This truth accounts for the spiritual bias that fuels the liberated worlds of sacred aesthetic rapture (rasananda). Thus this obscure yet important section of Gopala-tapani provides a sruti reference for this experience of the Vaisnavas.
The word gauh, which usually means “cow,” is the cause of some confusion. Does this mean that God appears to the Apsaras as a cow? Prabodhananda Saraswati solves this problem in the following way: “The word gauh should be understood here to be derived from the verbal root gai, ‘to sing.’ The name thus means ‘one whose form is revealed by song.’ ” It is explained here that the deity described as invisible is called Prakasini, visible only in the heart of his devotees. The deity that remains on earth is the one worshiped by the human beings who are Brahman-realized.
78. avirbhava-tirobhava sva-pade tisthati |
tamasi rajasi sattviki manusi vijñana-ghana ananda-ghanah
sac-cid-anandaika-rase bhakti-yoge tisthati ||
The murti that is sometimes manifest and sometimes unmanifest remains in his own abode. His forms, whether human or in the modes of ignorance, passion, or goodness, are the embodiment of spiritual realization and joy, and are permanently situated in bhakti-yoga, exclusively characterized by eternity, knowledge, and bliss.
More details are given here about the deity who in texts 33 and 75 was described as having gone to his own abode (Vaikuntha). Prabodhananda Saraswati comments that this murti, which is “sometimes manifest and sometimes unmanifest,” occasionally descends to this world and at other times remains situated in his own abode (sva-pade). The word sva-pade is taken as significant by Sri Prabodhananda and indicates that in his opinion this Deity is the source of Mathura’s other eleven deities. “His own abode” is Goloka, which, Sri Prabodhananda says, is a special manifestation of earthly Vrndavana.
Sri Prabodhananda hears this deity speaking about his manifest and unmanifest pastimes in Vrindavana in the following verses, which he attributes to the Gautamiya-tantra:26
This beautiful land of Vrindavana is my eternal abode. The woods that extend for five yojanas are veritably my own body. The Kalindi River, which flows through it, is the Susumna channel that carries the currents of pure nectar. Living there in subtle form are the gods and other beings, and I, who am the essence of all the gods, never abandon this wood at any time. In every age, I am sometimes manifest and sometimes unmanifest, but this effulgent, transcendental aspect of my abode is not perceptible to the mundane sense of sight.
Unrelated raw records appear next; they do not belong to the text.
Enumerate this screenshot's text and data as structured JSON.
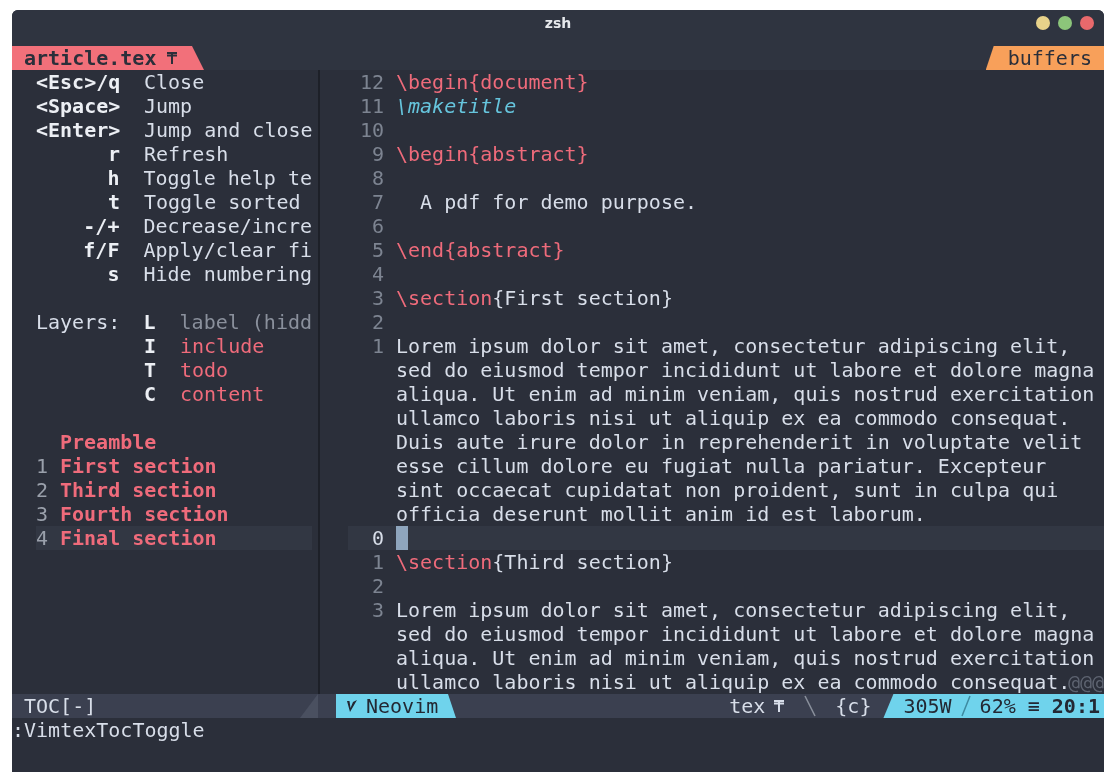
{
  "window": {
    "title": "zsh"
  },
  "tabline": {
    "file_tab": "article.tex",
    "buffers_label": "buffers"
  },
  "toc": {
    "help": [
      {
        "key": "<Esc>/q",
        "action": "Close"
      },
      {
        "key": "<Space>",
        "action": "Jump"
      },
      {
        "key": "<Enter>",
        "action": "Jump and close"
      },
      {
        "key": "r",
        "action": "Refresh"
      },
      {
        "key": "h",
        "action": "Toggle help te"
      },
      {
        "key": "t",
        "action": "Toggle sorted"
      },
      {
        "key": "-/+",
        "action": "Decrease/incre"
      },
      {
        "key": "f/F",
        "action": "Apply/clear fi"
      },
      {
        "key": "s",
        "action": "Hide numbering"
      }
    ],
    "layers_label": "Layers:",
    "layers": [
      {
        "key": "L",
        "name": "label (hidd",
        "enabled": false
      },
      {
        "key": "I",
        "name": "include",
        "enabled": true
      },
      {
        "key": "T",
        "name": "todo",
        "enabled": true
      },
      {
        "key": "C",
        "name": "content",
        "enabled": true
      }
    ],
    "entries": [
      {
        "title": "Preamble",
        "selected": false
      },
      {
        "number": "1",
        "title": "First section",
        "selected": false
      },
      {
        "number": "2",
        "title": "Third section",
        "selected": false
      },
      {
        "number": "3",
        "title": "Fourth section",
        "selected": false
      },
      {
        "number": "4",
        "title": "Final section",
        "selected": true
      }
    ]
  },
  "editor": {
    "lines": [
      {
        "number": "12",
        "current": false,
        "segments": [
          {
            "kind": "command",
            "text": "\\begin{document}"
          }
        ]
      },
      {
        "number": "11",
        "current": false,
        "segments": [
          {
            "kind": "macro",
            "text": "\\maketitle"
          }
        ]
      },
      {
        "number": "10",
        "current": false
      },
      {
        "number": "9",
        "current": false,
        "segments": [
          {
            "kind": "command",
            "text": "\\begin{abstract}"
          }
        ]
      },
      {
        "number": "8",
        "current": false
      },
      {
        "number": "7",
        "current": false,
        "segments": [
          {
            "kind": "text",
            "text": "  A pdf for demo purpose."
          }
        ]
      },
      {
        "number": "6",
        "current": false
      },
      {
        "number": "5",
        "current": false,
        "segments": [
          {
            "kind": "command",
            "text": "\\end{abstract}"
          }
        ]
      },
      {
        "number": "4",
        "current": false
      },
      {
        "number": "3",
        "current": false,
        "segments": [
          {
            "kind": "command",
            "text": "\\section"
          },
          {
            "kind": "text",
            "text": "{First section}"
          }
        ]
      },
      {
        "number": "2",
        "current": false
      },
      {
        "number": "1",
        "current": false,
        "segments": [
          {
            "kind": "text",
            "text": "Lorem ipsum dolor sit amet, consectetur adipiscing elit,"
          }
        ]
      },
      {
        "current": false,
        "segments": [
          {
            "kind": "text",
            "text": "sed do eiusmod tempor incididunt ut labore et dolore magna"
          }
        ]
      },
      {
        "current": false,
        "segments": [
          {
            "kind": "text",
            "text": "aliqua. Ut enim ad minim veniam, quis nostrud exercitation"
          }
        ]
      },
      {
        "current": false,
        "segments": [
          {
            "kind": "text",
            "text": "ullamco laboris nisi ut aliquip ex ea commodo consequat."
          }
        ]
      },
      {
        "current": false,
        "segments": [
          {
            "kind": "text",
            "text": "Duis aute irure dolor in reprehenderit in voluptate velit"
          }
        ]
      },
      {
        "current": false,
        "segments": [
          {
            "kind": "text",
            "text": "esse cillum dolore eu fugiat nulla pariatur. Excepteur"
          }
        ]
      },
      {
        "current": false,
        "segments": [
          {
            "kind": "text",
            "text": "sint occaecat cupidatat non proident, sunt in culpa qui"
          }
        ]
      },
      {
        "current": false,
        "segments": [
          {
            "kind": "text",
            "text": "officia deserunt mollit anim id est laborum."
          }
        ]
      },
      {
        "number": "0",
        "current": true
      },
      {
        "number": "1",
        "current": false,
        "segments": [
          {
            "kind": "command",
            "text": "\\section"
          },
          {
            "kind": "text",
            "text": "{Third section}"
          }
        ]
      },
      {
        "number": "2",
        "current": false
      },
      {
        "number": "3",
        "current": false,
        "segments": [
          {
            "kind": "text",
            "text": "Lorem ipsum dolor sit amet, consectetur adipiscing elit,"
          }
        ]
      },
      {
        "current": false,
        "segments": [
          {
            "kind": "text",
            "text": "sed do eiusmod tempor incididunt ut labore et dolore magna"
          }
        ]
      },
      {
        "current": false,
        "segments": [
          {
            "kind": "text",
            "text": "aliqua. Ut enim ad minim veniam, quis nostrud exercitation"
          }
        ]
      },
      {
        "current": false,
        "segments": [
          {
            "kind": "text",
            "text": "ullamco laboris nisi ut aliquip ex ea commodo consequat."
          }
        ]
      }
    ],
    "overflow_mark": "@@@"
  },
  "status_bar": {
    "pane_label": "TOC[-]",
    "mode": "Neovim",
    "filetype": "tex",
    "scope": "{c}",
    "word_count": "305W",
    "percent": "62%",
    "position_icon": "≡",
    "position": "20:1"
  },
  "command_line": ":VimtexTocToggle"
}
Although his different forms appearing in the world are apparently in different modes of nature (animal forms, godly forms, and so on), they are not under the influence of material nature. His form is described here as being “the embodiment of spiritual realization and joy” and “permanently situated in bhakti-yoga, exclusively characterized by eternity, knowledge, and bliss.”
He can be perceived in the pure condition of bhakti-yoga by those who have knowledge (vijnana) characterized by realization of his form, qualities, and pastimes, which are the antithesis of unconscious matter. In explaining this, Prabodhananda Saraswati comments that the word ghanah in this verse means “solid” or “dense,” and thus ananda-ghanah means “solidified spiritual energy” or “spiritual energy that has taken form.” Ananda-ghanah (solidified joy) also indicates a form that is the antithesis of all distress. As Krishna is constituted of eternity, knowledge, and bliss, so too is pure devotion.